Therefore the moon, the governess of floods,
Pale in her anger, washes the air,
That rheumatic diseases do abound:
And through this distemperance we see
The seasons alter: hoary-headed frosts
Fall in the fresh lap of the crimson rose.
The Earth's weather cannot be considered in isolation. Thus far we have considered how the natural variability of the global climate could lead to quasi-cyclic changes over periods greater than a year. In so doing, it could be assumed that the Earth's tilt was constant and its orbit around the Sun was identical each year. Also it could be assumed that the energy output of the Sun is constant and that no other forces are present to perturb this orderly picture. None of this is correct. So we now have to consider how the natural autovariance of the climate may be affected by these external influences.
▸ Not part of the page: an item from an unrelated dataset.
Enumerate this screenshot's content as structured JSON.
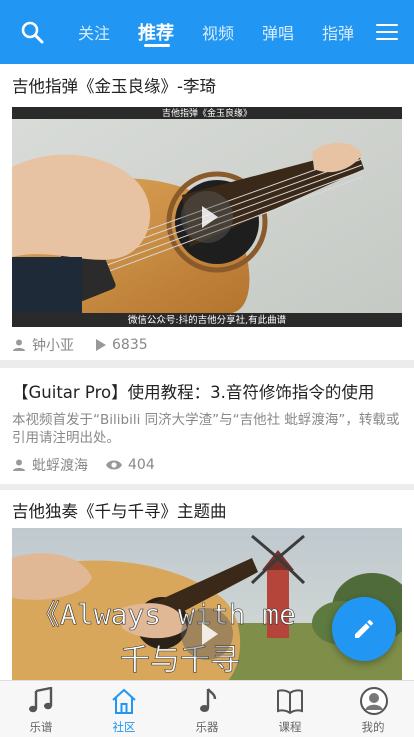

Three principal perturbations need to be addressed. First, there is the evidence that the Sun's output varies with time and that this is cyclic. Second, there are the tidal forces that act on the Earth due to the properties of the Moon's orbit and the more distant influence of the motion of the planets. Third, on the much longer timescale there are the periodic changes in the Earth's orbital parameters. The difference in timescale is important. Observations of periodicities in the Sun's behaviour only extend to a few hundred years, although they may well occur on longer timescales.